From Publishers Weekly
PW singled out the "strongly atmospheric" writing, with its "graceful interpolations of Vietnamese words and references to Vietnamese culture and traditions," in this account of an Amerasian girl's journey toward self-realization. Ages 12-up.
Copyright 1994 Reed Business Information, Inc.
From School Library Journal

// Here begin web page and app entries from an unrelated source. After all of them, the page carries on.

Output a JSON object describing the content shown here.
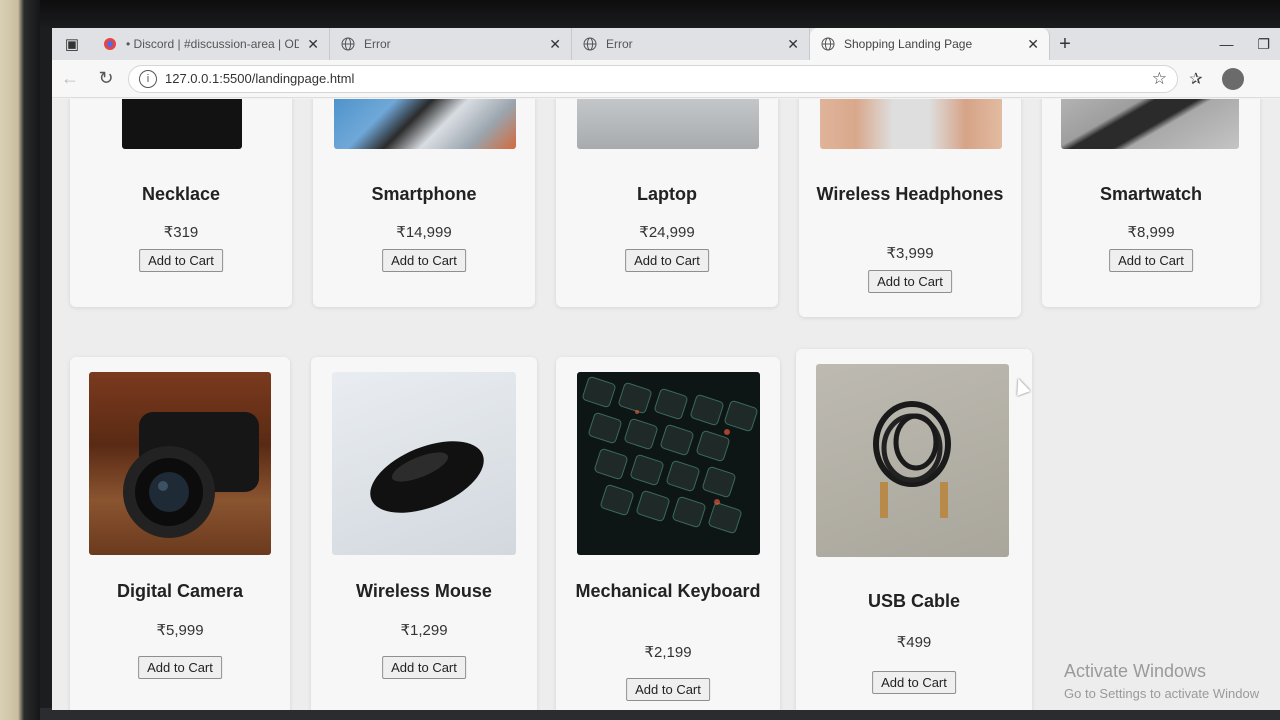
{
  "browser": {
    "tabs": [
      {
        "label": "• Discord | #discussion-area | OD(",
        "icon": "discord-icon",
        "active": false
      },
      {
        "label": "Error",
        "icon": "globe-icon",
        "active": false
      },
      {
        "label": "Error",
        "icon": "globe-icon",
        "active": false
      },
      {
        "label": "Shopping Landing Page",
        "icon": "globe-icon",
        "active": true
      }
    ],
    "url": "127.0.0.1:5500/landingpage.html"
  },
  "products": [
    {
      "name": "Necklace",
      "price": "₹319",
      "button": "Add to Cart"
    },
    {
      "name": "Smartphone",
      "price": "₹14,999",
      "button": "Add to Cart"
    },
    {
      "name": "Laptop",
      "price": "₹24,999",
      "button": "Add to Cart"
    },
    {
      "name": "Wireless Headphones",
      "price": "₹3,999",
      "button": "Add to Cart"
    },
    {
      "name": "Smartwatch",
      "price": "₹8,999",
      "button": "Add to Cart"
    },
    {
      "name": "Digital Camera",
      "price": "₹5,999",
      "button": "Add to Cart"
    },
    {
      "name": "Wireless Mouse",
      "price": "₹1,299",
      "button": "Add to Cart"
    },
    {
      "name": "Mechanical Keyboard",
      "price": "₹2,199",
      "button": "Add to Cart"
    },
    {
      "name": "USB Cable",
      "price": "₹499",
      "button": "Add to Cart"
    }
  ],
  "watermark": {
    "title": "Activate Windows",
    "subtitle": "Go to Settings to activate Window"
  }
}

Grade 7-10-- Amerasian Loi grows up in a village in Vietnam, insulted by all, hated by many. A modern-day Cinderella, she works diligently for her uncle's family, is refused schooling, and made to share her mother's shame. Only Khai, a buffalo herder, sees Loi as a person, and proclaims his love. Lewd, unsavory Officer Hiep also wants her, and her fearful family agrees to the marriage. Loi and Khai run away, but their plan goes awry, and the young woman finds herself alone in Ho Chi Minh City. Armed with a photograph of her mother with an American soldier and a compelling desire to learn the truth of her birth, she survives the ordeals of the streets, helped by a brash, street-smart Vietnamese boy who wants more than anything to be an American. Loi finds a fairy godfather in a Vietnam vet who has come back to find his own child. He fails, but offers to sponsor her and take her to the U. S. She and Khai are reunited at the last minute, and all end happily. Garland speaks with an authentic voice, enveloping readers in the warm, fragrant air of rural Vietnam and the fumes and noisy crowds of what Loi still calls Saigon. She also speaks of the war and its devastation: families torn apart, brother fighting brother, and the lingering effects of defoliant. The easy use of Vietnamese adds to the realism. This is a compelling coming-of-age novel in which Loi has lived by rules that preclude her happiness in a land she loves. Only the neat resolution and fairy-tale ending weaken the otherwise well-told story. --Susan Middleton, LaJolla Country Day School, CA
Copyright 1992 Reed Business Information, Inc.
--This text refers to an out of print or unavailable edition of this title.